*** Data records ***

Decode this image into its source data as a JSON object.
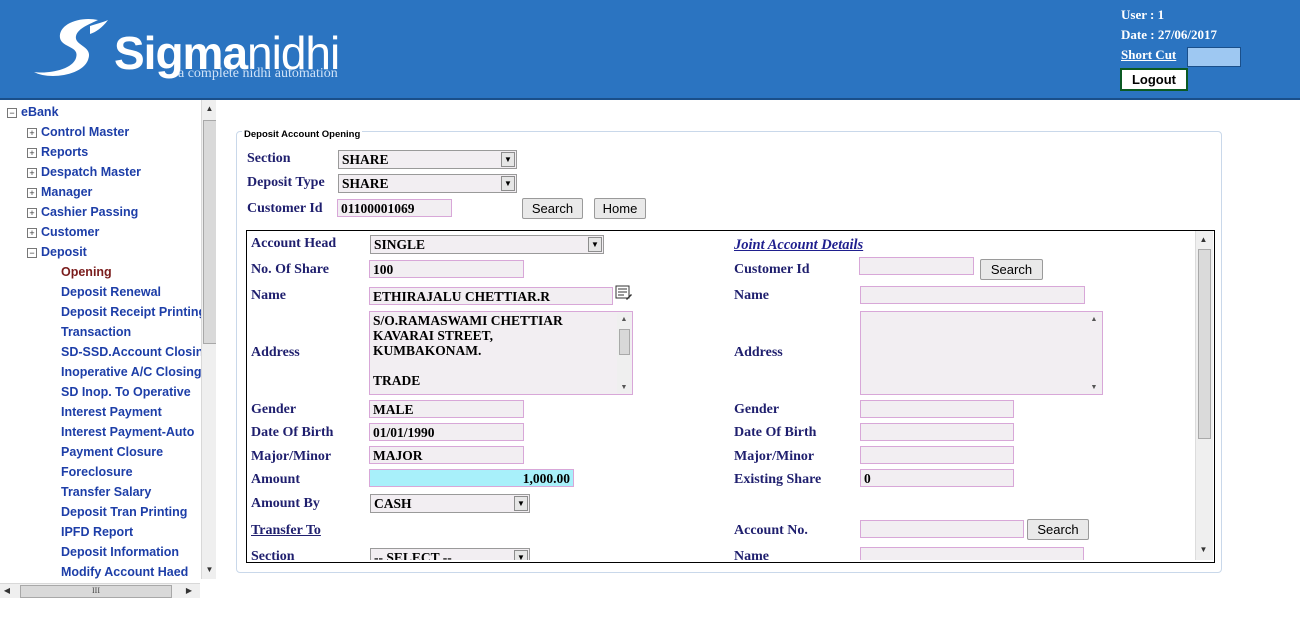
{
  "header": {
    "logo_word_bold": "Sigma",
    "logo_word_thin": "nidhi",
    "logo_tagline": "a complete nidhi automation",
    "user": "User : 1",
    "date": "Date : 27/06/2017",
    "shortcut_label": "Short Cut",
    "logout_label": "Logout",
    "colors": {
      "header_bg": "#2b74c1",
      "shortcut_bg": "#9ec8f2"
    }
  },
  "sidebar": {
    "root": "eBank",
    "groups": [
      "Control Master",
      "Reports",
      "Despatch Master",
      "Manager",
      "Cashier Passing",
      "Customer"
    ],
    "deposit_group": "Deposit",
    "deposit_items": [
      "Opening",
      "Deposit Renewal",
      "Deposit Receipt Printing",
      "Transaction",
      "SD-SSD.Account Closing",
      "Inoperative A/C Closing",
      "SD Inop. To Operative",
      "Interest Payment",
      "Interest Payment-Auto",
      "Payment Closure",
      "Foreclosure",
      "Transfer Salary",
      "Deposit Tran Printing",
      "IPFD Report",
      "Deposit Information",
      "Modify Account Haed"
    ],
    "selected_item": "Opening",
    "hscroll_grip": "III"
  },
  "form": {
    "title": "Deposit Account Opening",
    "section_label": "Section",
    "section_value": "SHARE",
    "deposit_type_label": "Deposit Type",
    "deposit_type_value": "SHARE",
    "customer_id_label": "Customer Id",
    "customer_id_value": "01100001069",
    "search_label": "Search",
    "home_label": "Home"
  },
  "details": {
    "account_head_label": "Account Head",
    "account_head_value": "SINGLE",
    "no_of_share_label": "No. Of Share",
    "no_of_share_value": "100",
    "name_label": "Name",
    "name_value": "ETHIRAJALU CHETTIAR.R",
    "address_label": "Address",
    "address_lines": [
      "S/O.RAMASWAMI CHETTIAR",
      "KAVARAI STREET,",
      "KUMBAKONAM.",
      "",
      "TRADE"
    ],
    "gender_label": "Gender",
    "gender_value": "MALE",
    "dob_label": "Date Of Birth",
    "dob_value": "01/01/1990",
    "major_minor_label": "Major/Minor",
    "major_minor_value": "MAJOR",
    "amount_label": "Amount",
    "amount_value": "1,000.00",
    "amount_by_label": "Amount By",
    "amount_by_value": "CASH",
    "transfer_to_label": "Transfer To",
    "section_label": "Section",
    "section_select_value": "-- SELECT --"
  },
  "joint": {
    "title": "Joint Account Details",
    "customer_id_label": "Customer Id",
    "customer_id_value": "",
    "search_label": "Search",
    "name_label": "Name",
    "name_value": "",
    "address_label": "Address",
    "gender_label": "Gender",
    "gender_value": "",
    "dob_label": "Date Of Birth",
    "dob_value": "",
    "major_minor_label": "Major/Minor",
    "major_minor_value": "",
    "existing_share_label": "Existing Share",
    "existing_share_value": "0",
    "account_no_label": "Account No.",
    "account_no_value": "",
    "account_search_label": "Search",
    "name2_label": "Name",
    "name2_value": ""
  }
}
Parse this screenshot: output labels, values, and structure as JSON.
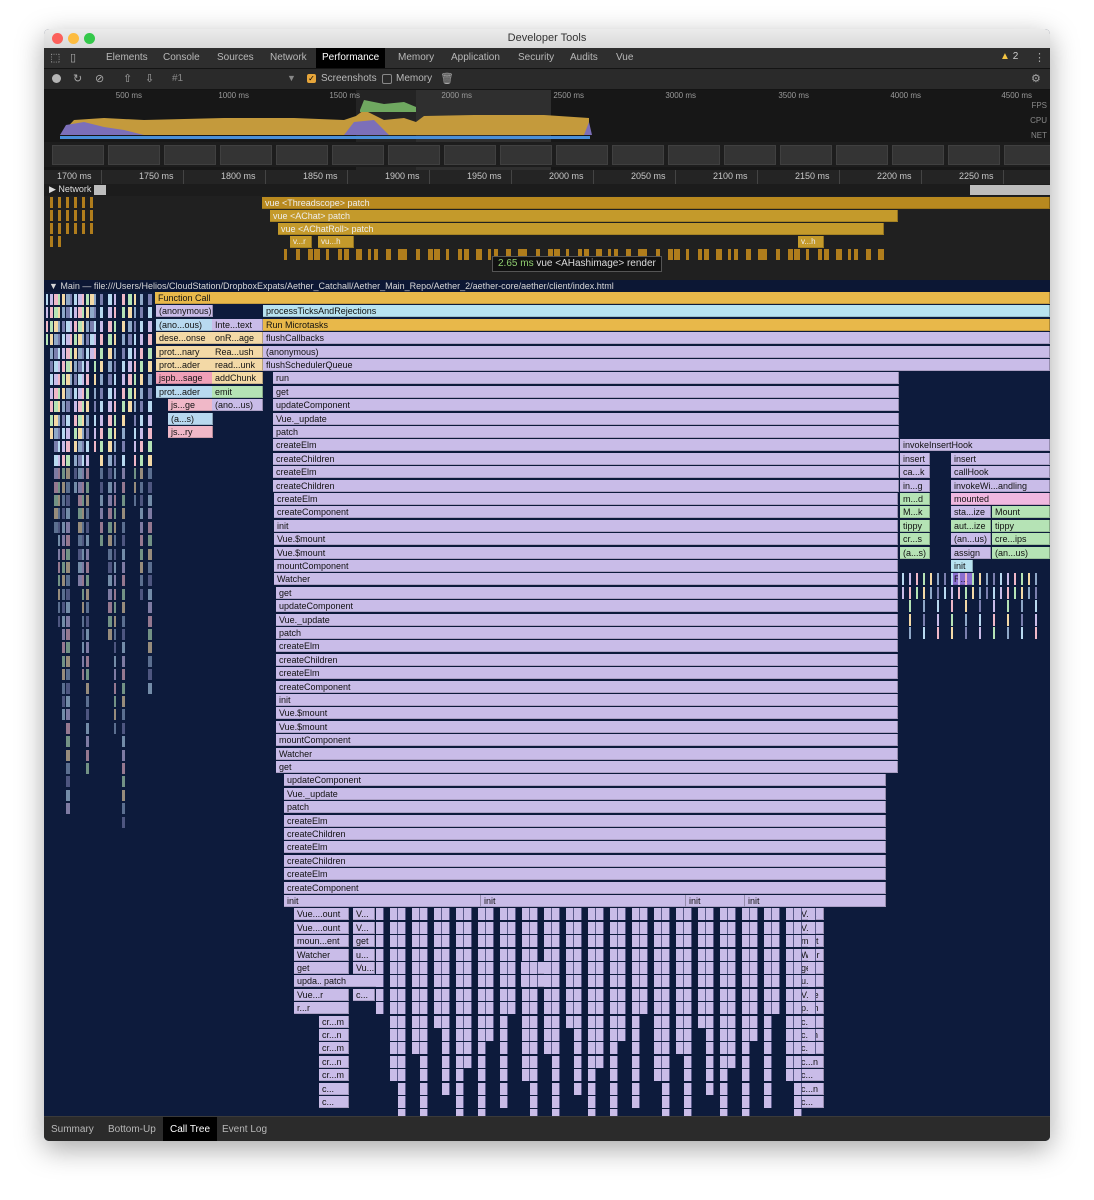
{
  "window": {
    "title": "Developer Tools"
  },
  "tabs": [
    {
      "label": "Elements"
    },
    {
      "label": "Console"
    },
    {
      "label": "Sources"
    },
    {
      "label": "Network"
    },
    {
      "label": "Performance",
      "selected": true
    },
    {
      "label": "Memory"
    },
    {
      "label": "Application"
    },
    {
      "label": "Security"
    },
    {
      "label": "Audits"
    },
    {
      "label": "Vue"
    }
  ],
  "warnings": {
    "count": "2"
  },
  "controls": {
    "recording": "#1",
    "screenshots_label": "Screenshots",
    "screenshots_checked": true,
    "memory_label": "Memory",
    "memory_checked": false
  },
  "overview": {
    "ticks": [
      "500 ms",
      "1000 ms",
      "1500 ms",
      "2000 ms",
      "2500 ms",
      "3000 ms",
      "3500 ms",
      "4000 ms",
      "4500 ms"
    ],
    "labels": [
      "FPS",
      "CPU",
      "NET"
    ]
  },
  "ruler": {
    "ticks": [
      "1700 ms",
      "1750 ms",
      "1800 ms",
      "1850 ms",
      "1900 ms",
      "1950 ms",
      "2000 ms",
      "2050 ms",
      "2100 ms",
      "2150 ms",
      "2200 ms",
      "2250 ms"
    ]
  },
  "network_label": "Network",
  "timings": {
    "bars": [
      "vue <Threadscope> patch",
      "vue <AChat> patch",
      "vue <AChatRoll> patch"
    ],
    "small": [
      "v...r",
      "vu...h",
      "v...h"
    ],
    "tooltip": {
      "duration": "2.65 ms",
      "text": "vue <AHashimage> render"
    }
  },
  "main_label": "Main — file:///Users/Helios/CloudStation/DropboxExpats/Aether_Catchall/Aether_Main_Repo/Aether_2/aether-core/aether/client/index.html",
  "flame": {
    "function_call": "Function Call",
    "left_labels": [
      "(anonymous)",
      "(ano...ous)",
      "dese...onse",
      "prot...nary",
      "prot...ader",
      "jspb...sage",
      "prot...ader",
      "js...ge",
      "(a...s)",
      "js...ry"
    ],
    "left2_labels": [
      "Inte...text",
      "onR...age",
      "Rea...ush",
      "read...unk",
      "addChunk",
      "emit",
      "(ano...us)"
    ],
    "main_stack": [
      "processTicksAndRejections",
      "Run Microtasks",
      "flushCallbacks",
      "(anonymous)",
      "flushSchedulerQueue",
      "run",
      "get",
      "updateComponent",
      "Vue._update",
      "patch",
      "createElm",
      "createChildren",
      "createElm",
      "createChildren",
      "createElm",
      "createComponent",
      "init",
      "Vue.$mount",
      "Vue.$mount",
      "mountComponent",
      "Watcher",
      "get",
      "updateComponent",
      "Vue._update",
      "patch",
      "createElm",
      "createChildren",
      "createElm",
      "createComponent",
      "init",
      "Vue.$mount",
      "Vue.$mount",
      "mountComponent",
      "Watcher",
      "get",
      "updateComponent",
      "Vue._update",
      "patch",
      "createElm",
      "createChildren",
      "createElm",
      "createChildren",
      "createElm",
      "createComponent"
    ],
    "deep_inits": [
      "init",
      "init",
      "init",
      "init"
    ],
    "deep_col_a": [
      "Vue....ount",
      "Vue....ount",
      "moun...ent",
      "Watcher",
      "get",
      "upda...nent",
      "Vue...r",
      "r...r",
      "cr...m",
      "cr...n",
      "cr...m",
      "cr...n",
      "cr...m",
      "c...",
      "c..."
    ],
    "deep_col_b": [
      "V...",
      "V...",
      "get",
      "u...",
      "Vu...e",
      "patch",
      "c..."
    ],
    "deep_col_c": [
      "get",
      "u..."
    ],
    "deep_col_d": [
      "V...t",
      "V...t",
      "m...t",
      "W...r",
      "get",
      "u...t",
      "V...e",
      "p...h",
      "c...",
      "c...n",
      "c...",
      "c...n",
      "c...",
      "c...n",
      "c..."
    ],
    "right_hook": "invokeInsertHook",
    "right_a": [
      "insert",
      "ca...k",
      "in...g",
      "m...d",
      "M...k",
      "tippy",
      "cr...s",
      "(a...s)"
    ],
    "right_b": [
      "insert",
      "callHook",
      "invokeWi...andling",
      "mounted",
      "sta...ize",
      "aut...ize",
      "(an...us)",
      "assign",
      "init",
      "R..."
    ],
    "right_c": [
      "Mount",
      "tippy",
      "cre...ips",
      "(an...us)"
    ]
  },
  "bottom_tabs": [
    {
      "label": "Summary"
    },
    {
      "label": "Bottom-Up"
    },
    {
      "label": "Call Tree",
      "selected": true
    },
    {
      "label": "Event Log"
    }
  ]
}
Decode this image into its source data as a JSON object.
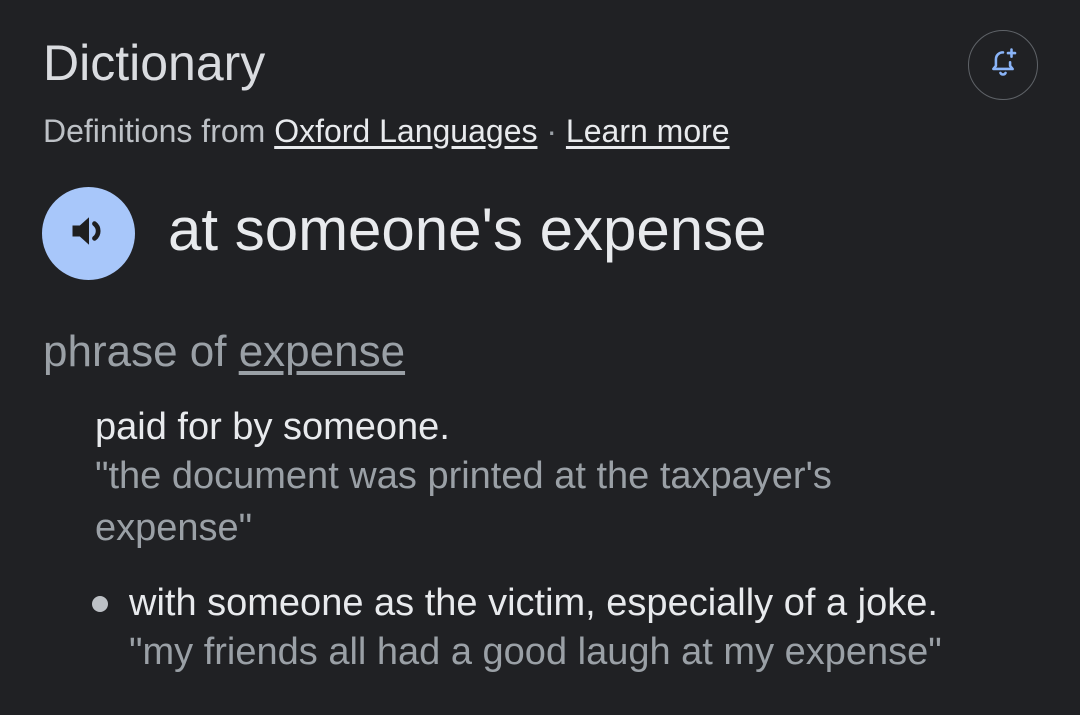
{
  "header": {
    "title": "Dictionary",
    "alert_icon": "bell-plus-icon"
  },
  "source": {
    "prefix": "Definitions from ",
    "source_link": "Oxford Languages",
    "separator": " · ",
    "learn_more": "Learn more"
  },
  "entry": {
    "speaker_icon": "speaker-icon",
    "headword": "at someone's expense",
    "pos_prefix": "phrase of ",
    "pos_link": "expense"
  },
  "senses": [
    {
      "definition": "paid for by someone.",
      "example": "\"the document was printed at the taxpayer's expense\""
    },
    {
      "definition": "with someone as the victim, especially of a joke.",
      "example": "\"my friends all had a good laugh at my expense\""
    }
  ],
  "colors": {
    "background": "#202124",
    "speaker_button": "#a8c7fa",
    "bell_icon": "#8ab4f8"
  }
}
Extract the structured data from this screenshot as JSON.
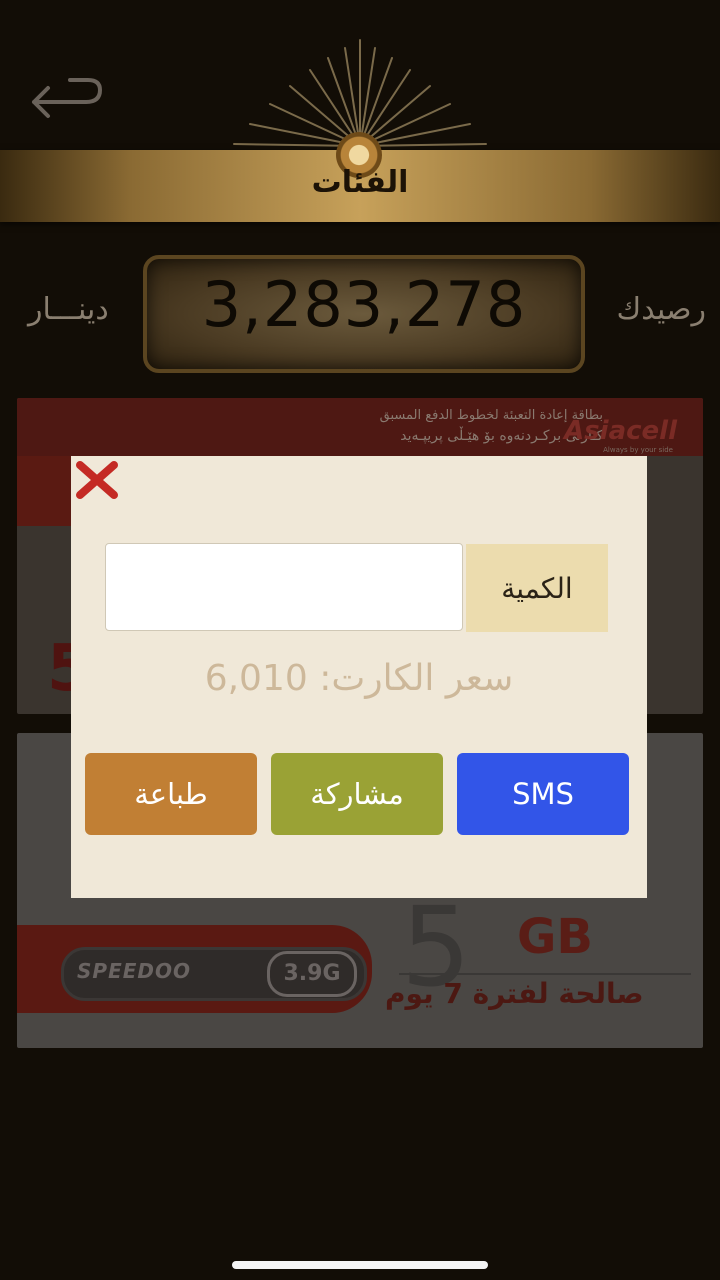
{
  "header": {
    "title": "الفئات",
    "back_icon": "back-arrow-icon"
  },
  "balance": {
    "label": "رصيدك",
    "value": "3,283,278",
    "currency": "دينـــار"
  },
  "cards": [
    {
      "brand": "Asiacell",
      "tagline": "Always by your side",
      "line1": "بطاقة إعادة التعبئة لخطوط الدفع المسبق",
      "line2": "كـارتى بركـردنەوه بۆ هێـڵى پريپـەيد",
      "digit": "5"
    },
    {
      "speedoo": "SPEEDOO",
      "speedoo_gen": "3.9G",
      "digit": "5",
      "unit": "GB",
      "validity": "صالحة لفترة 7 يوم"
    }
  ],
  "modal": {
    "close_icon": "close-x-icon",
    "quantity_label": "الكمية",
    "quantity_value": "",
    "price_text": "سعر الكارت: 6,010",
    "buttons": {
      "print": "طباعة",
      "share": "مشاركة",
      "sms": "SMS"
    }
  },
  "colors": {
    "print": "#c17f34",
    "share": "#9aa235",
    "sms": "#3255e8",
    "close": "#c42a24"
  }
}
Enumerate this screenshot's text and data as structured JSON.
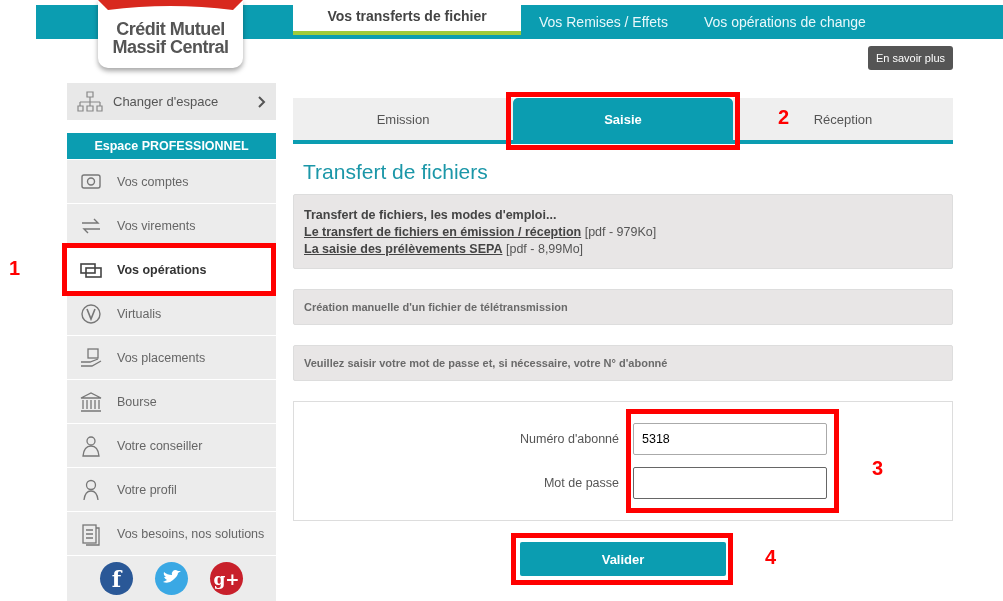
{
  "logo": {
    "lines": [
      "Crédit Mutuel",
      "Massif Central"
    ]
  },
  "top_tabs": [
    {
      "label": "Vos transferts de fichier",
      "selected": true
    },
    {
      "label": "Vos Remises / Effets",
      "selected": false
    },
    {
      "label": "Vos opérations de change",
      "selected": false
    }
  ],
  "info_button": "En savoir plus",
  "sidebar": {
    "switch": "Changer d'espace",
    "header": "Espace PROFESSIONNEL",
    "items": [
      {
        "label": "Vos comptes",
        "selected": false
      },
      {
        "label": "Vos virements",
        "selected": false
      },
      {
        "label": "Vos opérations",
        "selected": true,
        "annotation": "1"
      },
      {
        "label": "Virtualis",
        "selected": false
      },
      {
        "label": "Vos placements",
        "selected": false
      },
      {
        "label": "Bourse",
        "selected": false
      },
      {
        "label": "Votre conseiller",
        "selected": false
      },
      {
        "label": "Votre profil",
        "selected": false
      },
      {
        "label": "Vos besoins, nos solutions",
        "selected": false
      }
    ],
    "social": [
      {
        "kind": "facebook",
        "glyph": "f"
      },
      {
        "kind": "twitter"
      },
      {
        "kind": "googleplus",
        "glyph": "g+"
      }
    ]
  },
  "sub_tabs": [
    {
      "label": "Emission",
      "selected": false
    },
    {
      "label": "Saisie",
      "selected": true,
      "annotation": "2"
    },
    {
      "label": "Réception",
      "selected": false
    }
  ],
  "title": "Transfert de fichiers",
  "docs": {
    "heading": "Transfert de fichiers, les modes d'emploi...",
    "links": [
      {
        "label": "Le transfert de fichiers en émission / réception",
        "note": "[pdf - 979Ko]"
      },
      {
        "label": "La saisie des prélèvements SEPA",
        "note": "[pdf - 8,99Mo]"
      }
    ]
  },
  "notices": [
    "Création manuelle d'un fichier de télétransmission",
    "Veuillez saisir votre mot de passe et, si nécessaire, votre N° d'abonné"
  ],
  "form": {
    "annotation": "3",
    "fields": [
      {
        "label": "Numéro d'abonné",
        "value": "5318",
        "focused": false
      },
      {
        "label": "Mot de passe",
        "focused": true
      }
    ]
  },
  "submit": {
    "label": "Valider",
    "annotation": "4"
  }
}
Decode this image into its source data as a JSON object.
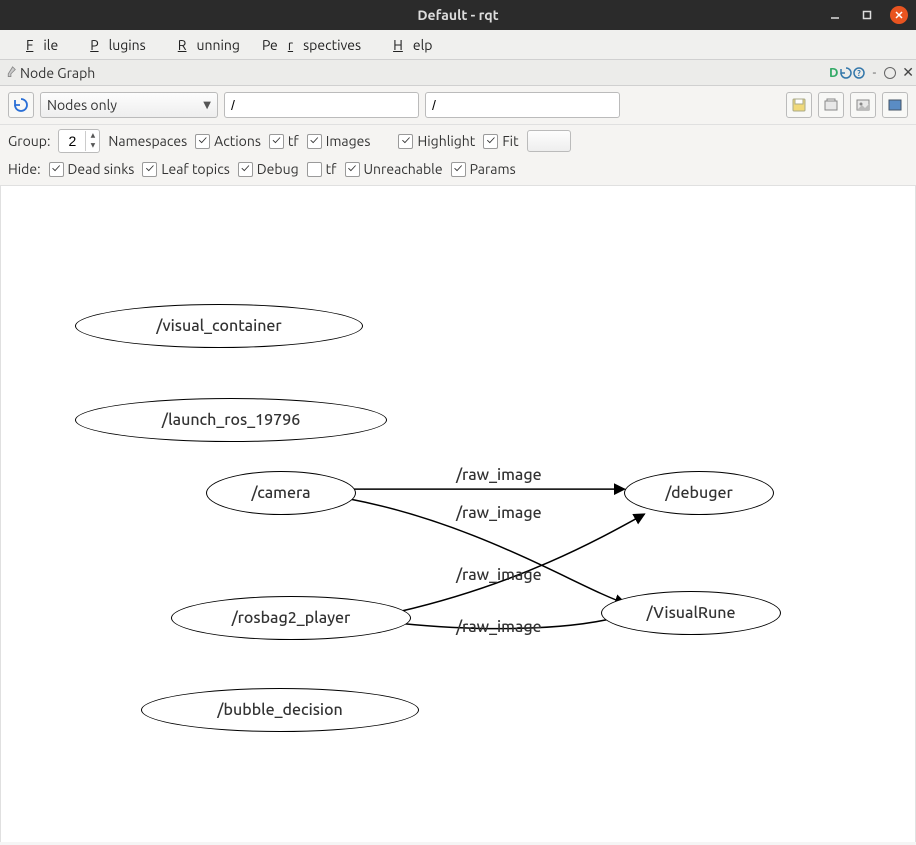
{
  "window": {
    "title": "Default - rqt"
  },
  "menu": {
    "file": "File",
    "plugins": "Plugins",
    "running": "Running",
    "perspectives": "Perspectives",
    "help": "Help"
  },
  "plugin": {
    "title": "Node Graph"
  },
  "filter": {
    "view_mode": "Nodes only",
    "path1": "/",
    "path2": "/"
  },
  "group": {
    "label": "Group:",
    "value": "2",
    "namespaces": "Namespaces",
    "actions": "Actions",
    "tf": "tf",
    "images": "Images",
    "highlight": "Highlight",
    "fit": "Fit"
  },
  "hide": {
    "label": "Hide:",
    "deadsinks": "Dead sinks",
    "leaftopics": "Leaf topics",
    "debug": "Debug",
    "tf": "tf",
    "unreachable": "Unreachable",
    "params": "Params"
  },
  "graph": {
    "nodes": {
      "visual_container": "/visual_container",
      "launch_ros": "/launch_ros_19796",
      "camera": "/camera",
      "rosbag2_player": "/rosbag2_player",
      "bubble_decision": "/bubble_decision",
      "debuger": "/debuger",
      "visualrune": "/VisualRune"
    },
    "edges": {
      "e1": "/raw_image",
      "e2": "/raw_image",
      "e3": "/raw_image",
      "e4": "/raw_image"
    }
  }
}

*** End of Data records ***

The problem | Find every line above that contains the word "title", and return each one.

Answer to this exercise |
    "title": "Deposit Account Opening",
    "title": "Joint Account Details",
    "title": "Developer Tools"
    "title": "Dictionary",
    "title": "الفئات",
  "title": "Transfert de fichiers",
    "title": "Default - rqt"
    "title": "Node Graph"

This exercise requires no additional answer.